■ EXERCISE BRIEF ■
A word-for-word copy of the entries is the goal; leave out the pictures.

== Segment start ==

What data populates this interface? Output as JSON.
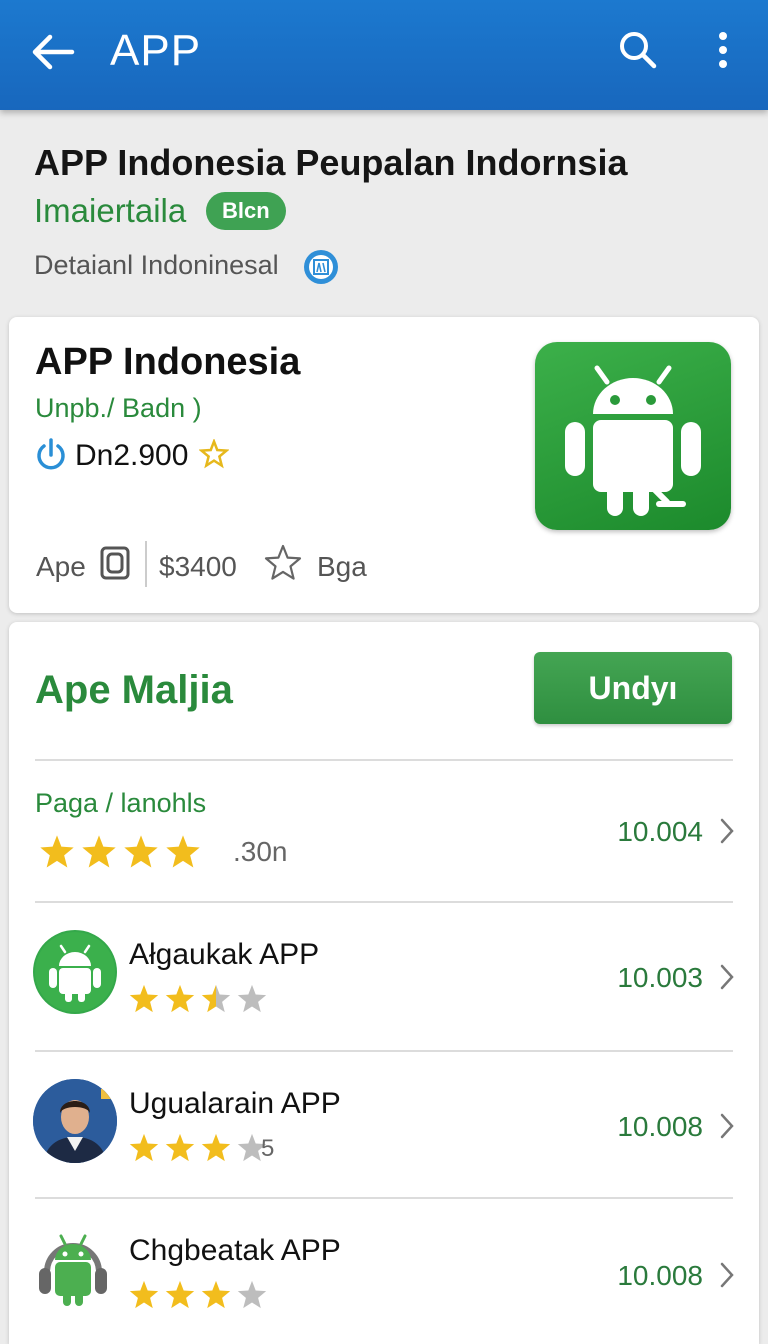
{
  "appbar": {
    "title": "APP"
  },
  "header": {
    "title": "APP Indonesia Peupalan Indornsia",
    "subtitle": "Imaiertaila",
    "badge": "Blcn",
    "detail": "Detaianl Indoninesal"
  },
  "app_card": {
    "name": "APP Indonesia",
    "developer": "Unpb./ Badn )",
    "downloads": "Dn2.900",
    "meta_label": "Ape",
    "price": "$3400",
    "meta_tag": "Bga"
  },
  "section": {
    "title": "Ape Maljia",
    "button_label": "Undyı"
  },
  "rows": [
    {
      "name": "Paga / lanohls",
      "extra": ".30n",
      "value": "10.004",
      "stars": 4
    },
    {
      "name": "Ałgaukak APP",
      "value": "10.003",
      "stars": 2.5
    },
    {
      "name": "Ugualarain APP",
      "extra": "5",
      "value": "10.008",
      "stars": 3
    },
    {
      "name": "Chgbeatak APP",
      "value": "10.008",
      "stars": 3
    }
  ],
  "colors": {
    "appbar": "#1c79cf",
    "accent_green": "#2a8a3c",
    "button_green": "#3fa253",
    "star_gold": "#f2bd1d"
  }
}
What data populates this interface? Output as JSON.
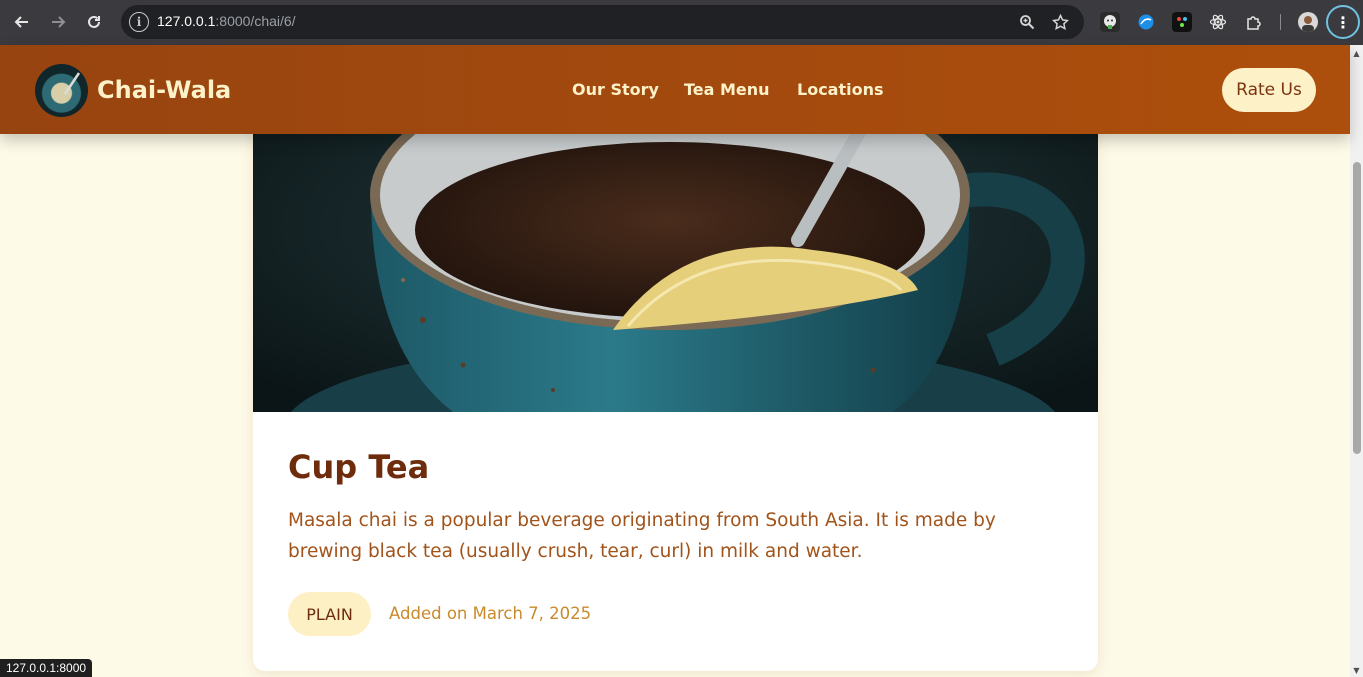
{
  "browser": {
    "url_host": "127.0.0.1",
    "url_path": ":8000/chai/6/",
    "status_url": "127.0.0.1:8000"
  },
  "site": {
    "brand": "Chai-Wala",
    "nav_links": [
      "Our Story",
      "Tea Menu",
      "Locations"
    ],
    "cta_label": "Rate Us"
  },
  "card": {
    "title": "Cup Tea",
    "description": "Masala chai is a popular beverage originating from South Asia. It is made by brewing black tea (usually crush, tear, curl) in milk and water.",
    "badge": "PLAIN",
    "added": "Added on March 7, 2025"
  },
  "colors": {
    "nav_background": "#ad4f0c",
    "page_background": "#fefae8",
    "accent_cream": "#fdf1c8",
    "title_brown": "#6e2c0c"
  },
  "icons": {
    "back": "arrow-left",
    "forward": "arrow-right",
    "reload": "reload",
    "site_info": "info",
    "zoom": "zoom",
    "bookmark": "star",
    "extensions": "puzzle",
    "menu": "kebab"
  }
}
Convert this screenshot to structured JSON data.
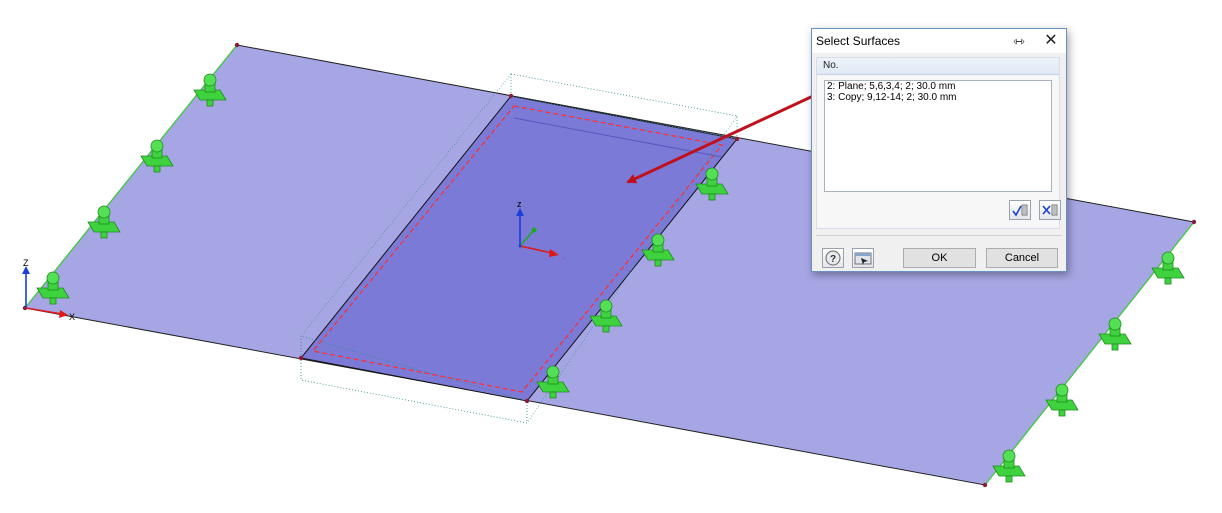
{
  "dialog": {
    "title": "Select Surfaces",
    "column_header": "No.",
    "items": [
      "2: Plane; 5,6,3,4; 2; 30.0 mm",
      "3: Copy; 9,12-14; 2; 30.0 mm"
    ],
    "ok_label": "OK",
    "cancel_label": "Cancel"
  },
  "axes": {
    "global": {
      "z": "Z",
      "x": "X"
    },
    "local": {
      "z": "z"
    }
  },
  "colors": {
    "outer_plate": "#a7a6e4",
    "inner_plate": "#7b7ad6",
    "support": "#3ed33e",
    "highlight": "#ff2d2d",
    "arrow": "#c0101c",
    "dialog_border": "#6a8fc2"
  },
  "icons": [
    "pin-icon",
    "close-icon",
    "select-all-icon",
    "deselect-all-icon",
    "help-icon",
    "pick-in-view-icon"
  ]
}
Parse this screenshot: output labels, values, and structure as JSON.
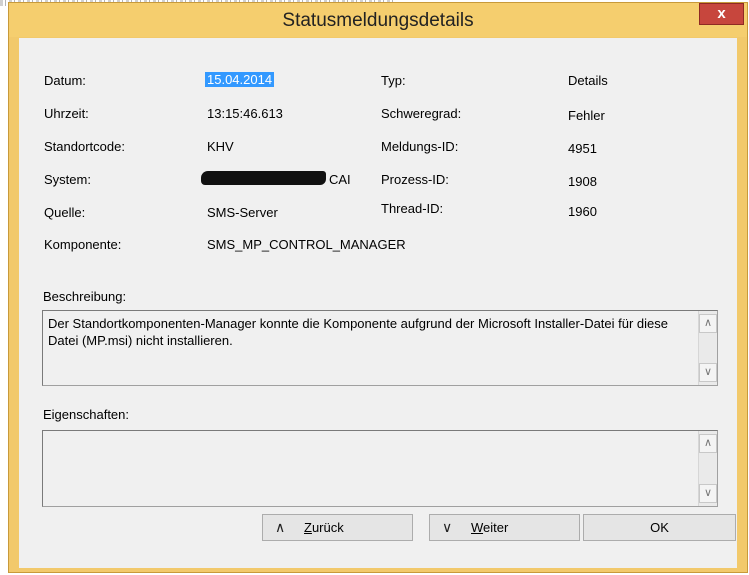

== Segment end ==

■ RESULT OF THE TASK ■
What data populates this interface? Output as JSON.
{
  "appbar": {
    "title": "APP"
  },
  "header": {
    "title": "APP Indonesia Peupalan Indornsia",
    "subtitle": "Imaiertaila",
    "badge": "Blcn",
    "detail": "Detaianl Indoninesal"
  },
  "app_card": {
    "name": "APP Indonesia",
    "developer": "Unpb./ Badn )",
    "downloads": "Dn2.900",
    "meta_label": "Ape",
    "price": "$3400",
    "meta_tag": "Bga"
  },
  "section": {
    "title": "Ape Maljia",
    "button_label": "Undyı"
  },
  "rows": [
    {
      "name": "Paga / lanohls",
      "extra": ".30n",
      "value": "10.004",
      "stars": 4
    },
    {
      "name": "Ałgaukak APP",
      "value": "10.003",
      "stars": 2.5
    },
    {
      "name": "Ugualarain APP",
      "extra": "5",
      "value": "10.008",
      "stars": 3
    },
    {
      "name": "Chgbeatak APP",
      "value": "10.008",
      "stars": 3
    }
  ],
  "colors": {
    "appbar": "#1c79cf",
    "accent_green": "#2a8a3c",
    "button_green": "#3fa253",
    "star_gold": "#f2bd1d"
  }
}
What data populates this interface? Output as JSON.
{
  "browser": {
    "url_host": "127.0.0.1",
    "url_path": ":8000/chai/6/",
    "status_url": "127.0.0.1:8000"
  },
  "site": {
    "brand": "Chai-Wala",
    "nav_links": [
      "Our Story",
      "Tea Menu",
      "Locations"
    ],
    "cta_label": "Rate Us"
  },
  "card": {
    "title": "Cup Tea",
    "description": "Masala chai is a popular beverage originating from South Asia. It is made by brewing black tea (usually crush, tear, curl) in milk and water.",
    "badge": "PLAIN",
    "added": "Added on March 7, 2025"
  },
  "colors": {
    "nav_background": "#ad4f0c",
    "page_background": "#fefae8",
    "accent_cream": "#fdf1c8",
    "title_brown": "#6e2c0c"
  },
  "icons": {
    "back": "arrow-left",
    "forward": "arrow-right",
    "reload": "reload",
    "site_info": "info",
    "zoom": "zoom",
    "bookmark": "star",
    "extensions": "puzzle",
    "menu": "kebab"
  }
}
Convert this screenshot to structured JSON data.
{
  "dialog": {
    "title": "Select Surfaces",
    "column_header": "No.",
    "items": [
      "2: Plane; 5,6,3,4; 2; 30.0 mm",
      "3: Copy; 9,12-14; 2; 30.0 mm"
    ],
    "ok_label": "OK",
    "cancel_label": "Cancel"
  },
  "axes": {
    "global": {
      "z": "Z",
      "x": "X"
    },
    "local": {
      "z": "z"
    }
  },
  "colors": {
    "outer_plate": "#a7a6e4",
    "inner_plate": "#7b7ad6",
    "support": "#3ed33e",
    "highlight": "#ff2d2d",
    "arrow": "#c0101c",
    "dialog_border": "#6a8fc2"
  },
  "icons": [
    "pin-icon",
    "close-icon",
    "select-all-icon",
    "deselect-all-icon",
    "help-icon",
    "pick-in-view-icon"
  ]
}
Parse this screenshot: output labels, values, and structure as JSON.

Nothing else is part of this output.